Start of Task material
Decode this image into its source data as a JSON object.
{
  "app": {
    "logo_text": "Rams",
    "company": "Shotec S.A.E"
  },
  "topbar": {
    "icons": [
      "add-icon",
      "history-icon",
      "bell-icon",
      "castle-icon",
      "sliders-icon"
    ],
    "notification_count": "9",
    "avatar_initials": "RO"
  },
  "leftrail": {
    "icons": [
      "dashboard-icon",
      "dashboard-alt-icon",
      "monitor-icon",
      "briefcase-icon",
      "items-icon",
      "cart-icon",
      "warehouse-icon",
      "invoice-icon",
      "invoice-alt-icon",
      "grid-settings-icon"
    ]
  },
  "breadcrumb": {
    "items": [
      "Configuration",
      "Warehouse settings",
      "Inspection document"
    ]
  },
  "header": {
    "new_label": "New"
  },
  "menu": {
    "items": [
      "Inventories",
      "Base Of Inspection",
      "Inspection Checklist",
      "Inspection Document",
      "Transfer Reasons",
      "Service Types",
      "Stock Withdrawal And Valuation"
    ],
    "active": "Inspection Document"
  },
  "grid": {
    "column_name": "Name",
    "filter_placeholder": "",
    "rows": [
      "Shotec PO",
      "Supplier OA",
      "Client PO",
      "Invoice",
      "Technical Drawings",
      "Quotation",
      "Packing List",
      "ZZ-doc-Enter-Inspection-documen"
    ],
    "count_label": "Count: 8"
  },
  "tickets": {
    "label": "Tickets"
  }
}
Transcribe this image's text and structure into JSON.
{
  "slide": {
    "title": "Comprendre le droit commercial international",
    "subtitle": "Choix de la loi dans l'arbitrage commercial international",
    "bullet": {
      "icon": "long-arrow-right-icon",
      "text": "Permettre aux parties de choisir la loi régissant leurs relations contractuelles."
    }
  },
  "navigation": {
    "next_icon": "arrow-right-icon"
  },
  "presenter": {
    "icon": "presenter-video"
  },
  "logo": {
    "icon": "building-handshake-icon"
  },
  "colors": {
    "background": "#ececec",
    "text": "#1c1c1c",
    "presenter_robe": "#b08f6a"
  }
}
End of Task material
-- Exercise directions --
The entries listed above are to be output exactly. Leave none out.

-- Task result --
Decode this image into its source data as a JSON object.
{
  "app": {
    "logo_text": "Rams",
    "company": "Shotec S.A.E"
  },
  "topbar": {
    "icons": [
      "add-icon",
      "history-icon",
      "bell-icon",
      "castle-icon",
      "sliders-icon"
    ],
    "notification_count": "9",
    "avatar_initials": "RO"
  },
  "leftrail": {
    "icons": [
      "dashboard-icon",
      "dashboard-alt-icon",
      "monitor-icon",
      "briefcase-icon",
      "items-icon",
      "cart-icon",
      "warehouse-icon",
      "invoice-icon",
      "invoice-alt-icon",
      "grid-settings-icon"
    ]
  },
  "breadcrumb": {
    "items": [
      "Configuration",
      "Warehouse settings",
      "Inspection document"
    ]
  },
  "header": {
    "new_label": "New"
  },
  "menu": {
    "items": [
      "Inventories",
      "Base Of Inspection",
      "Inspection Checklist",
      "Inspection Document",
      "Transfer Reasons",
      "Service Types",
      "Stock Withdrawal And Valuation"
    ],
    "active": "Inspection Document"
  },
  "grid": {
    "column_name": "Name",
    "filter_placeholder": "",
    "rows": [
      "Shotec PO",
      "Supplier OA",
      "Client PO",
      "Invoice",
      "Technical Drawings",
      "Quotation",
      "Packing List",
      "ZZ-doc-Enter-Inspection-documen"
    ],
    "count_label": "Count: 8"
  },
  "tickets": {
    "label": "Tickets"
  }
}
Transcribe this image's text and structure into JSON.
{
  "slide": {
    "title": "Comprendre le droit commercial international",
    "subtitle": "Choix de la loi dans l'arbitrage commercial international",
    "bullet": {
      "icon": "long-arrow-right-icon",
      "text": "Permettre aux parties de choisir la loi régissant leurs relations contractuelles."
    }
  },
  "navigation": {
    "next_icon": "arrow-right-icon"
  },
  "presenter": {
    "icon": "presenter-video"
  },
  "logo": {
    "icon": "building-handshake-icon"
  },
  "colors": {
    "background": "#ececec",
    "text": "#1c1c1c",
    "presenter_robe": "#b08f6a"
  }
}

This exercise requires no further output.